Generally, groin strains hurt at the muscle belly (the middle of the inner thigh), the proximal muscle and tendon, and sometimes at the insertion of the adductor muscles onto the pelvic bone.
Sometimes you can even have symptoms extending into your abdomen. This is called athletic pubalgia which I will discuss a bit more in another article I wrote, here.
What helps a pulled groin heal faster?
The most important thing you can do to help a pulled groin heal faster is to create a rehab program that doesn’t constantly irritate symptoms and make them worse.
Once you’ve eliminated movements that make it feel worse and started performing movements that make it feel better, you’ll be on a steady path to healing.
The problem with many people trying to recover from this injury, as detailed in this popular article of mine, is that they keep doing things that aggravate it.
Don’t do that.
Pay attention to what flares it up, and what makes it feel better, then be consistent.
How long should you rest a groin strain?
You should rest from the activity that initially caused the strain to occur if it continues to aggravate symptoms.
I am an advocate for early return to activity, with modifications.
If you are able to complete the activity at a lower intensity, and it doesn’t further aggravate symptoms, I would do that.
This is how I rehabbed myself and this is also how I’ve helped several others with this same issue.
Complete rest for weeks and months at a time is usually not the answer to this issue.
Is walking good for a groin strain?
I wrote an article about this very topic that you can read, here.
The short answer is, it depends.
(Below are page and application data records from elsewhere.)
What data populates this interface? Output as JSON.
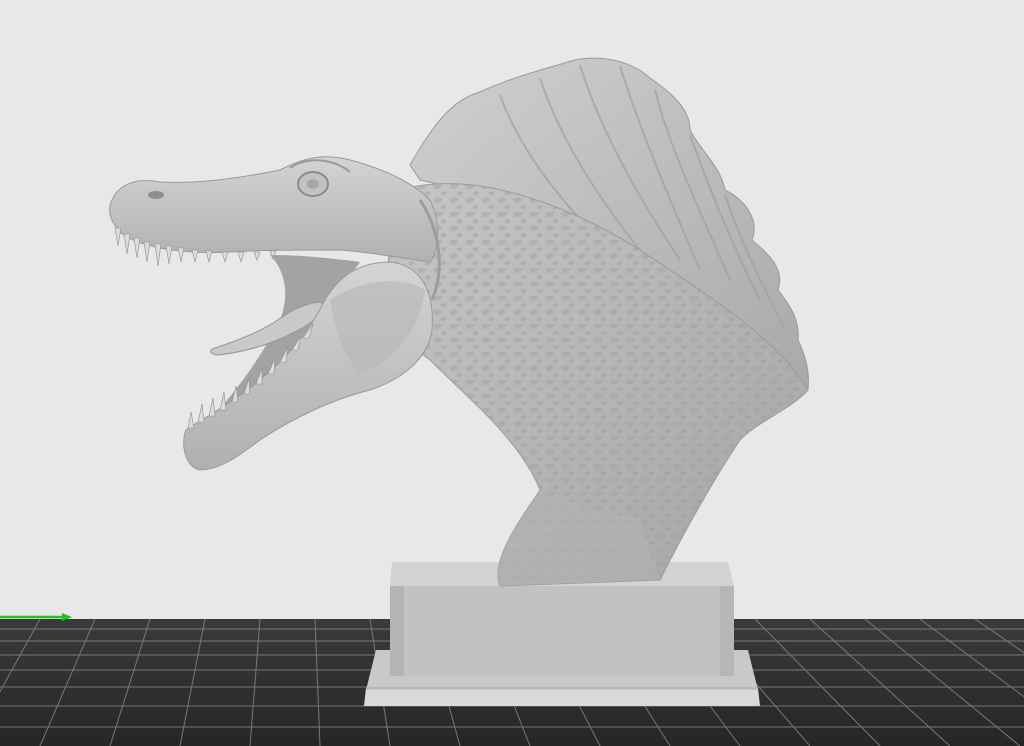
{
  "viewport": {
    "background_color": "#e8e8e8",
    "build_plate_color": "#2e2e2e",
    "grid_line_color": "#8a8a8a",
    "x_axis_color": "#22c022",
    "model_color": "#bdbdbd",
    "pedestal_color": "#c4c4c4"
  },
  "model": {
    "subject": "spinosaurus-head-bust",
    "parts": [
      "head",
      "jaws",
      "tongue",
      "sail",
      "neck",
      "pedestal"
    ]
  }
}
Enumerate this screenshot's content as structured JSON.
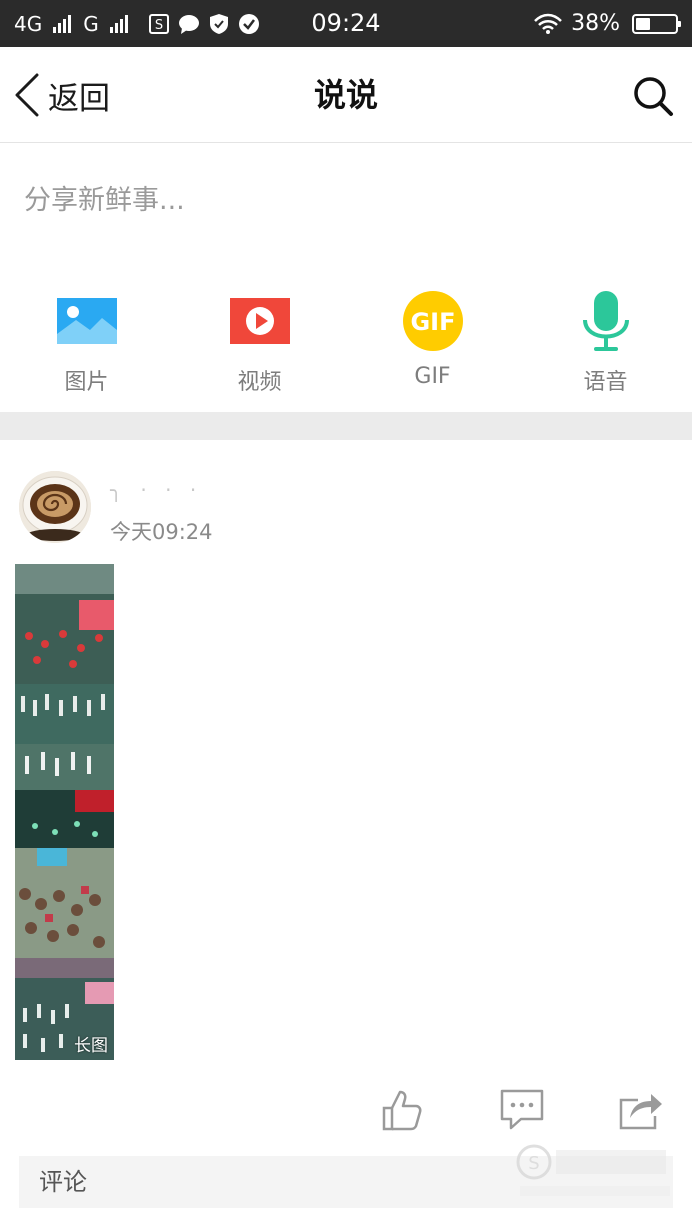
{
  "status_bar": {
    "network_1": "4G",
    "network_2": "G",
    "time": "09:24",
    "battery_text": "38%",
    "battery_level": 0.38,
    "icons": [
      "signal-icon",
      "sim-s-icon",
      "message-bubble-icon",
      "shield-icon",
      "check-circle-icon",
      "wifi-icon",
      "battery-icon"
    ]
  },
  "nav": {
    "back_label": "返回",
    "title": "说说",
    "search_icon": "search-icon"
  },
  "compose": {
    "placeholder": "分享新鲜事...",
    "tools": [
      {
        "label": "图片",
        "icon": "image-icon",
        "color": "#2aa9f2"
      },
      {
        "label": "视频",
        "icon": "video-play-icon",
        "color": "#f0473a"
      },
      {
        "label": "GIF",
        "icon": "gif-icon",
        "color": "#ffcc00"
      },
      {
        "label": "语音",
        "icon": "microphone-icon",
        "color": "#2cc79a"
      }
    ]
  },
  "post": {
    "user_name": "╮ · · ·",
    "time": "今天09:24",
    "image_badge": "长图",
    "actions": [
      "like-icon",
      "comment-icon",
      "share-icon"
    ]
  },
  "comment": {
    "label": "评论"
  },
  "colors": {
    "status_bar_bg": "#2b2b2b",
    "divider_band": "#ebebeb",
    "comment_bar_bg": "#f4f4f4"
  }
}
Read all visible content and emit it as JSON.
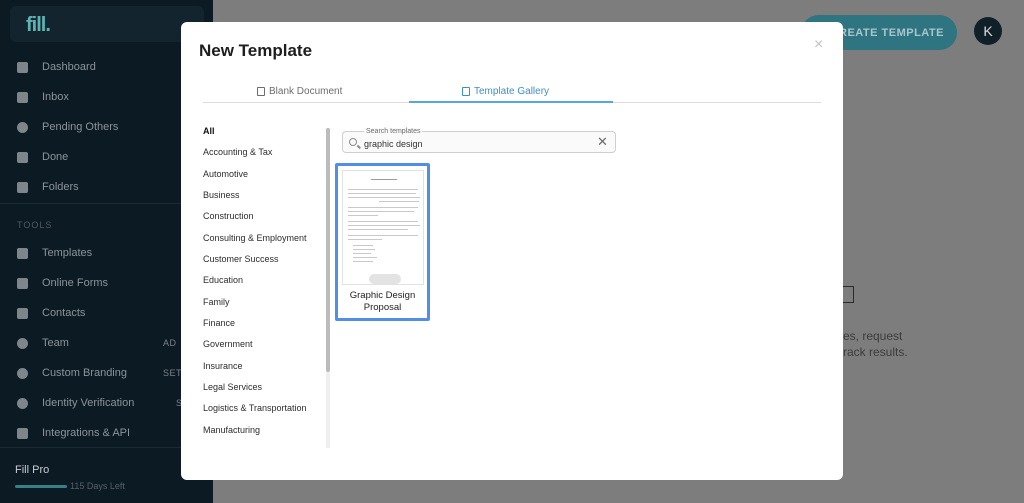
{
  "sidebar": {
    "logo": "fill.",
    "nav": [
      {
        "label": "Dashboard",
        "icon": "home-icon"
      },
      {
        "label": "Inbox",
        "icon": "inbox-icon"
      },
      {
        "label": "Pending Others",
        "icon": "users-icon"
      },
      {
        "label": "Done",
        "icon": "done-folder-icon"
      },
      {
        "label": "Folders",
        "icon": "folder-icon"
      }
    ],
    "tools_label": "TOOLS",
    "tools": [
      {
        "label": "Templates",
        "icon": "templates-icon",
        "suffix": ""
      },
      {
        "label": "Online Forms",
        "icon": "forms-icon",
        "suffix": ""
      },
      {
        "label": "Contacts",
        "icon": "contacts-icon",
        "suffix": ""
      },
      {
        "label": "Team",
        "icon": "team-icon",
        "suffix": "AD"
      },
      {
        "label": "Custom Branding",
        "icon": "palette-icon",
        "suffix": "SET"
      },
      {
        "label": "Identity Verification",
        "icon": "fingerprint-icon",
        "suffix": "SET"
      },
      {
        "label": "Integrations & API",
        "icon": "integrations-icon",
        "suffix": ""
      }
    ],
    "plan_name": "Fill Pro",
    "plan_days": "115 Days Left"
  },
  "background": {
    "create_button": "CREATE TEMPLATE",
    "avatar_initial": "K",
    "text_line1": "es, request",
    "text_line2": "rack results."
  },
  "modal": {
    "title": "New Template",
    "close_label": "×",
    "tabs": [
      {
        "label": "Blank Document",
        "icon": "document-icon"
      },
      {
        "label": "Template Gallery",
        "icon": "gallery-icon"
      }
    ],
    "categories": [
      "All",
      "Accounting & Tax",
      "Automotive",
      "Business",
      "Construction",
      "Consulting & Employment",
      "Customer Success",
      "Education",
      "Family",
      "Finance",
      "Government",
      "Insurance",
      "Legal Services",
      "Logistics & Transportation",
      "Manufacturing"
    ],
    "search": {
      "label": "Search templates",
      "value": "graphic design",
      "clear": "✕"
    },
    "results": [
      {
        "title": "Graphic Design Proposal"
      }
    ]
  },
  "colors": {
    "sidebar_bg": "#0c1a24",
    "accent_blue": "#3d8fc6",
    "card_border": "#4f8fe6",
    "teal": "#2e7481"
  }
}
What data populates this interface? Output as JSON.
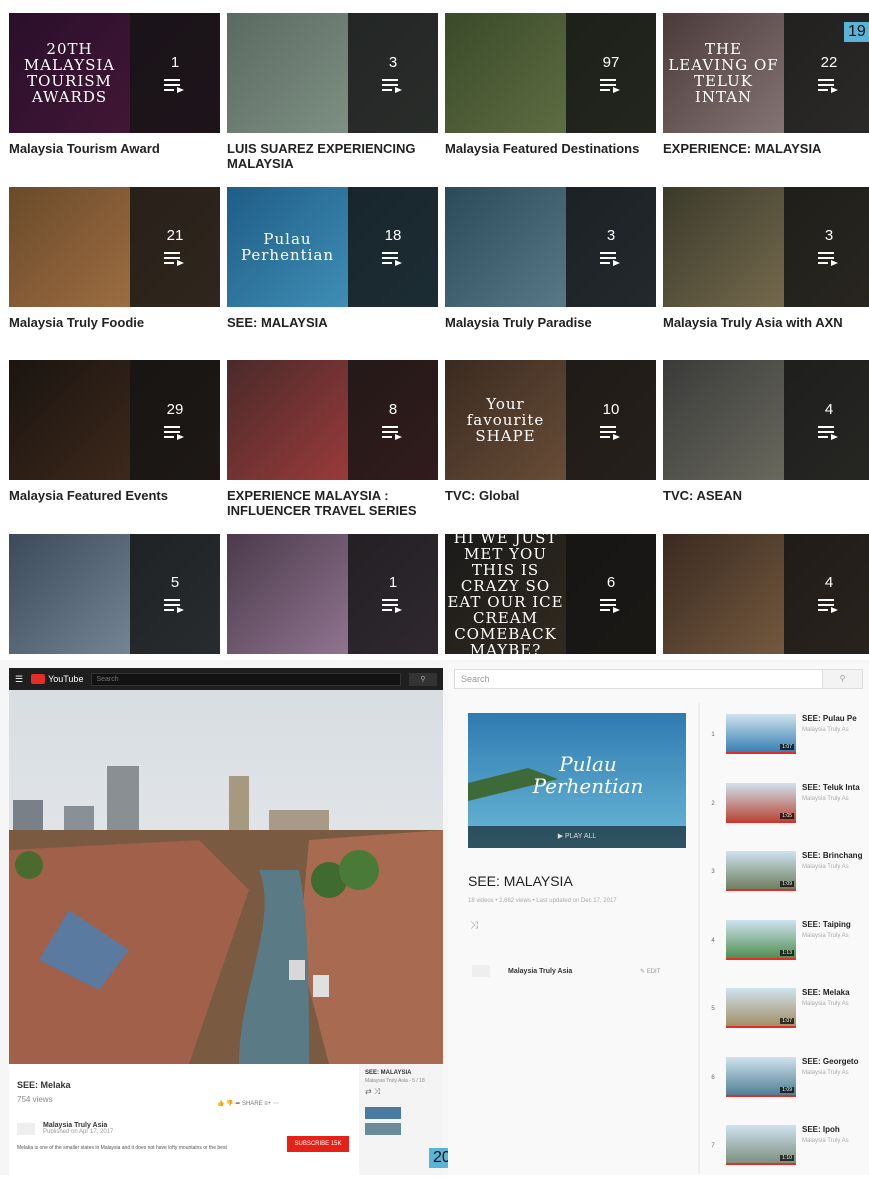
{
  "playlists": [
    {
      "title": "Malaysia Tourism Award",
      "count": "1",
      "thumb_text": "20TH MALAYSIA TOURISM AWARDS",
      "bg": [
        "#2a0f2a",
        "#4a1a3a"
      ]
    },
    {
      "title": "LUIS SUAREZ EXPERIENCING MALAYSIA",
      "count": "3",
      "thumb_text": "",
      "bg": [
        "#5a6a62",
        "#8c9d90"
      ]
    },
    {
      "title": "Malaysia Featured Destinations",
      "count": "97",
      "thumb_text": "",
      "bg": [
        "#3a4a2a",
        "#6b7a4a"
      ]
    },
    {
      "title": "EXPERIENCE: MALAYSIA",
      "count": "22",
      "thumb_text": "THE LEAVING OF TELUK INTAN",
      "bg": [
        "#4a3a3a",
        "#9a8a8a"
      ]
    },
    {
      "title": "Malaysia Truly Foodie",
      "count": "21",
      "thumb_text": "",
      "bg": [
        "#6a4a2a",
        "#b07a4a"
      ]
    },
    {
      "title": "SEE: MALAYSIA",
      "count": "18",
      "thumb_text": "Pulau Perhentian",
      "bg": [
        "#1f5d86",
        "#4aa0c8"
      ]
    },
    {
      "title": "Malaysia Truly Paradise",
      "count": "3",
      "thumb_text": "",
      "bg": [
        "#2a4a5a",
        "#6a8a9a"
      ]
    },
    {
      "title": "Malaysia Truly Asia with AXN",
      "count": "3",
      "thumb_text": "",
      "bg": [
        "#3a3a2a",
        "#8a7a5a"
      ]
    },
    {
      "title": "Malaysia Featured Events",
      "count": "29",
      "thumb_text": "",
      "bg": [
        "#1a1410",
        "#4a3020"
      ]
    },
    {
      "title": "EXPERIENCE MALAYSIA : INFLUENCER TRAVEL SERIES",
      "count": "8",
      "thumb_text": "",
      "bg": [
        "#4a2a2a",
        "#b84040"
      ]
    },
    {
      "title": "TVC: Global",
      "count": "10",
      "thumb_text": "Your favourite SHAPE",
      "bg": [
        "#3a2a20",
        "#7a5a40"
      ]
    },
    {
      "title": "TVC: ASEAN",
      "count": "4",
      "thumb_text": "",
      "bg": [
        "#3a3a3a",
        "#7a7a6a"
      ]
    },
    {
      "title": "",
      "count": "5",
      "thumb_text": "",
      "bg": [
        "#3a4a5a",
        "#8a9aaa"
      ]
    },
    {
      "title": "",
      "count": "1",
      "thumb_text": "",
      "bg": [
        "#4a3a4a",
        "#aa8aaa"
      ]
    },
    {
      "title": "",
      "count": "6",
      "thumb_text": "HI WE JUST MET YOU THIS IS CRAZY SO EAT OUR ICE CREAM COMEBACK MAYBE?",
      "bg": [
        "#1a1a1a",
        "#3a3020"
      ]
    },
    {
      "title": "",
      "count": "4",
      "thumb_text": "",
      "bg": [
        "#3a2a20",
        "#8a6a4a"
      ]
    }
  ],
  "badges": {
    "top": "19",
    "bottom": "20"
  },
  "player": {
    "logo": "YouTube",
    "search_placeholder": "Search",
    "video_title": "SEE: Melaka",
    "views": "754 views",
    "channel": "Malaysia Truly Asia",
    "published": "Published on Apr 17, 2017",
    "subscribe": "SUBSCRIBE 15K",
    "description": "Melaka is one of the smaller states in Malaysia and it does not have lofty mountains or the best",
    "side_playlist_title": "SEE: MALAYSIA",
    "side_playlist_sub": "Malaysia Truly Asia - 5 / 18"
  },
  "playlist_page": {
    "search_placeholder": "Search",
    "cover_text": "Pulau Perhentian",
    "play_all": "PLAY ALL",
    "title": "SEE: MALAYSIA",
    "meta": "18 videos • 2,662 views • Last updated on Dec 17, 2017",
    "owner": "Malaysia Truly Asia",
    "edit": "EDIT",
    "items": [
      {
        "num": "1",
        "title": "SEE: Pulau Pe",
        "sub": "Malaysia Truly As",
        "dur": "1:07"
      },
      {
        "num": "2",
        "title": "SEE: Teluk Inta",
        "sub": "Malaysia Truly As",
        "dur": "1:05"
      },
      {
        "num": "3",
        "title": "SEE: Brinchang",
        "sub": "Malaysia Truly As",
        "dur": "1:09"
      },
      {
        "num": "4",
        "title": "SEE: Taiping",
        "sub": "Malaysia Truly As",
        "dur": "1:13"
      },
      {
        "num": "5",
        "title": "SEE: Melaka",
        "sub": "Malaysia Truly As",
        "dur": "1:07"
      },
      {
        "num": "6",
        "title": "SEE: Georgeto",
        "sub": "Malaysia Truly As",
        "dur": "1:09"
      },
      {
        "num": "7",
        "title": "SEE: Ipoh",
        "sub": "Malaysia Truly As",
        "dur": "1:10"
      }
    ]
  }
}
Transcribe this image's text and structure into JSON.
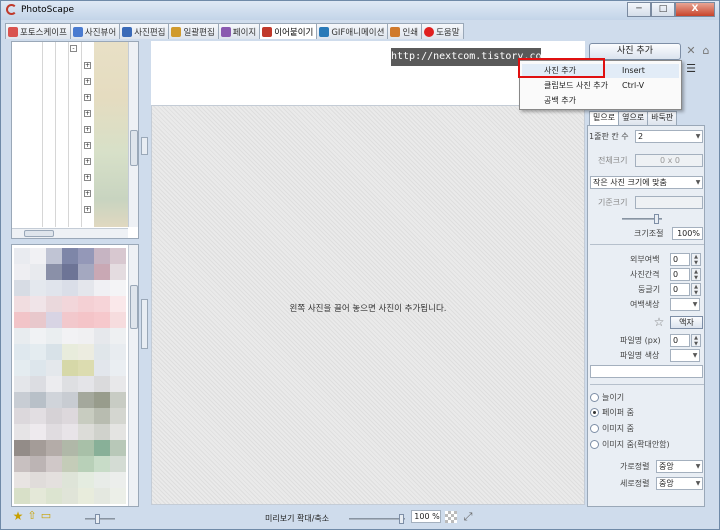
{
  "window": {
    "title": "PhotoScape",
    "buttons": [
      "─",
      "□",
      "X"
    ]
  },
  "tabs": [
    {
      "label": "포토스케이프",
      "color": "#d9534f"
    },
    {
      "label": "사진뷰어",
      "color": "#4a7bd0"
    },
    {
      "label": "사진편집",
      "color": "#3a6ab8"
    },
    {
      "label": "일괄편집",
      "color": "#d09a2c"
    },
    {
      "label": "페이지",
      "color": "#8a5ab0"
    },
    {
      "label": "이어붙이기",
      "color": "#c0392b"
    },
    {
      "label": "GIF애니메이션",
      "color": "#2a7ab8"
    },
    {
      "label": "인쇄",
      "color": "#d07a2c"
    },
    {
      "label": "도움말",
      "color": "#e02020"
    }
  ],
  "watermark": "http://nextcom.tistory.com",
  "add_photo_button": "사진 추가",
  "context_menu": [
    {
      "label": "사진 추가",
      "shortcut": "Insert",
      "highlighted": true
    },
    {
      "label": "클립보드 사진 추가",
      "shortcut": "Ctrl-V",
      "highlighted": false
    },
    {
      "label": "공백 추가",
      "shortcut": "",
      "highlighted": false
    }
  ],
  "canvas_message": "왼쪽 사진을 끌어 놓으면 사진이 추가됩니다.",
  "right_panel": {
    "tabs": [
      "밑으로",
      "옆으로",
      "바둑판"
    ],
    "grid_count_label": "1줄판 칸 수",
    "grid_count_value": "2",
    "total_size_label": "전체크기",
    "total_size_value": "0 x 0",
    "fit_option": "작은 사진 크기에 맞춤",
    "base_size_label": "기준크기",
    "scale_label": "크기조절",
    "scale_value": "100%",
    "outer_margin_label": "외부여백",
    "outer_margin_value": "0",
    "spacing_label": "사진간격",
    "spacing_value": "0",
    "rounding_label": "둥글기",
    "rounding_value": "0",
    "margin_color_label": "여백색상",
    "frame_button": "액자",
    "frame_line_label": "파일명 (px)",
    "frame_line_value": "0",
    "frame_line_color_label": "파일명 색상",
    "radio_options": [
      {
        "label": "늘이기",
        "checked": false
      },
      {
        "label": "페이퍼 줌",
        "checked": true
      },
      {
        "label": "이미지 줌",
        "checked": false
      },
      {
        "label": "이미지 줌(확대안함)",
        "checked": false
      }
    ],
    "h_align_label": "가로정렬",
    "h_align_value": "중앙",
    "v_align_label": "세로정렬",
    "v_align_value": "중앙"
  },
  "statusbar": {
    "preview_zoom_label": "미리보기 확대/축소",
    "zoom_value": "100 %"
  }
}
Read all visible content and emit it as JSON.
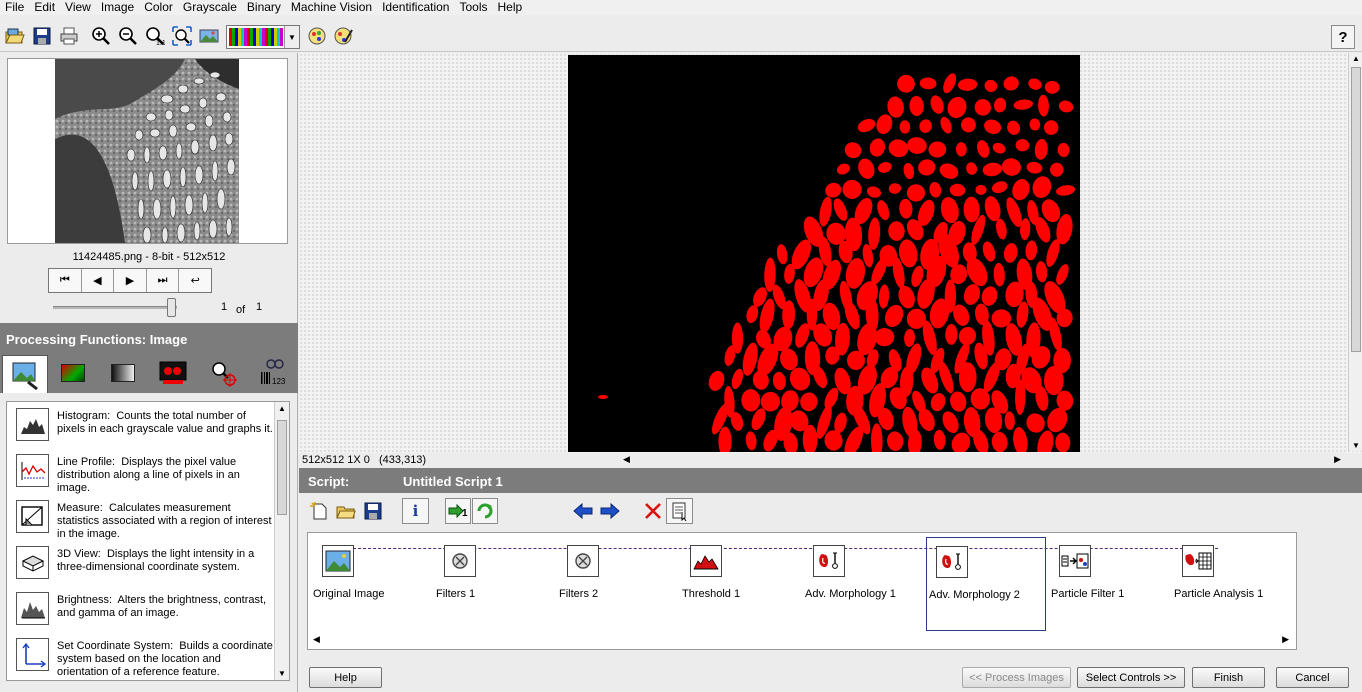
{
  "menubar": [
    "File",
    "Edit",
    "View",
    "Image",
    "Color",
    "Grayscale",
    "Binary",
    "Machine Vision",
    "Identification",
    "Tools",
    "Help"
  ],
  "toolbar": {
    "icons": [
      "open-image-icon",
      "save-image-icon",
      "print-icon",
      "zoom-in-icon",
      "zoom-out-icon",
      "zoom-1to1-icon",
      "zoom-fit-icon",
      "image-view-icon",
      "palette-selector",
      "script-run-icon",
      "script-edit-icon",
      "help-icon"
    ]
  },
  "browser": {
    "caption": "11424485.png - 8-bit - 512x512",
    "page_current": "1",
    "page_of": "of",
    "page_total": "1",
    "slider_fraction": 1.0
  },
  "processing": {
    "header": "Processing Functions: Image",
    "tabs": [
      "image-tab-icon",
      "color-tab-icon",
      "grayscale-tab-icon",
      "binary-tab-icon",
      "machine-vision-tab-icon",
      "identification-tab-icon"
    ],
    "items": [
      {
        "name": "Histogram:",
        "desc": "Counts the total number of pixels in each grayscale value and graphs it.",
        "icon": "histogram-icon"
      },
      {
        "name": "Line Profile:",
        "desc": "Displays the pixel value distribution along a line of pixels in an image.",
        "icon": "line-profile-icon"
      },
      {
        "name": "Measure:",
        "desc": "Calculates measurement statistics associated with a region of interest in the image.",
        "icon": "measure-icon"
      },
      {
        "name": "3D View:",
        "desc": "Displays the light intensity in a three-dimensional coordinate system.",
        "icon": "3d-view-icon"
      },
      {
        "name": "Brightness:",
        "desc": "Alters the brightness, contrast, and gamma of an image.",
        "icon": "brightness-icon"
      },
      {
        "name": "Set Coordinate System:",
        "desc": "Builds a coordinate system based on the location and orientation of a reference feature.",
        "icon": "coordinate-system-icon"
      }
    ]
  },
  "image_view": {
    "size_text": "512x512 1X 0",
    "coord_text": "(433,313)"
  },
  "script": {
    "label": "Script:",
    "name": "Untitled Script 1",
    "toolbar_icons": [
      "new-script-icon",
      "open-script-icon",
      "save-script-icon",
      "info-icon",
      "run-once-icon",
      "run-loop-icon",
      "move-left-icon",
      "move-right-icon",
      "delete-step-icon",
      "step-properties-icon"
    ],
    "steps": [
      {
        "label": "Original Image",
        "icon": "original-image-icon"
      },
      {
        "label": "Filters 1",
        "icon": "filter-icon"
      },
      {
        "label": "Filters 2",
        "icon": "filter-icon"
      },
      {
        "label": "Threshold 1",
        "icon": "threshold-icon"
      },
      {
        "label": "Adv. Morphology 1",
        "icon": "adv-morphology-icon"
      },
      {
        "label": "Adv. Morphology 2",
        "icon": "adv-morphology-icon",
        "selected": true
      },
      {
        "label": "Particle Filter 1",
        "icon": "particle-filter-icon"
      },
      {
        "label": "Particle Analysis 1",
        "icon": "particle-analysis-icon"
      }
    ]
  },
  "buttons": {
    "help": "Help",
    "process_images": "<< Process Images",
    "select_controls": "Select Controls >>",
    "finish": "Finish",
    "cancel": "Cancel"
  },
  "colors": {
    "particles": "#ff0000",
    "panel_header": "#7c7c7c",
    "selection": "#2c3c8c"
  }
}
It depends on whether or not it makes your symptoms better or worse.
What is a grade 1 groin strain?
Hospital for Special Surgery HSS has a great article on muscle strains that I’d encourage you to read, here.
“Grade 1: Mild damage to individual muscle fibers (less than 5% of fibers) that causes minimal loss of strength and motion.”
A Grade 2 is a bit more involved and is defined as follows:
“Grade 2: More extensive damage with more muscle fibers involved. However, the muscle is not completely ruptured. These injuries present with significant loss of strength and motion. These injuries may require two to three months before a complete return to athletics.”
Should I stretch a pulled groin?
I am not a huge fan of stretching a pulled groin. I’m also not a huge fan of stretching any muscle group that has experienced a strain.
This is only my opinion though and i’m sure other clinicians have had different results with stretching.
There is some newer scientific evidence that stretching for obscenely long durations of time can strengthen a muscle, which is what we’d be focused on with a rehab program for a groin strain, anyways.
But, as it stands, I still focus on specific adductor and full lower body strengthening exercises.
Part of this is to reduce the symptoms by adding in movements that feel good. Another reason is to increase the overall strength of the adductor muscle group to increase it’s overall resiliency to increased force, thereby reducing the risk of this happening again. (theoretically)
A Groin Strain Will Probably Take Longer to Heal If You Are a Sprinter Or Other High-Intensity Athlete
If you are a sprinter, hockey player, football, player, tennis, soccer, or any other fast moving sport, it’s likely it will take you a bit longer to get back in the game to full speed.
The reason for this is because you need to train your muscle up to the point that it can tolerate high rates of contraction, which are usually the stimulus that causes the most pain and discomfort.
If you’re a runner or sprinter dealing with a groin strain, you’ll want to read this article.
If you’re a hockey player or ice skate regularly and have a groin strain, you’ll want to read this one.
- Groin strains can take anywhere from 2 weeks to 6+ months depending on how long you wait to take care of it and if you’re doing a proper rehab program
- Symptoms can be dully, achy, burning, and sharp if severe enough
- The most important thing you can do is to start moving early on and remove activities that are constantly irritating it and then starting a comprehensive rehab program.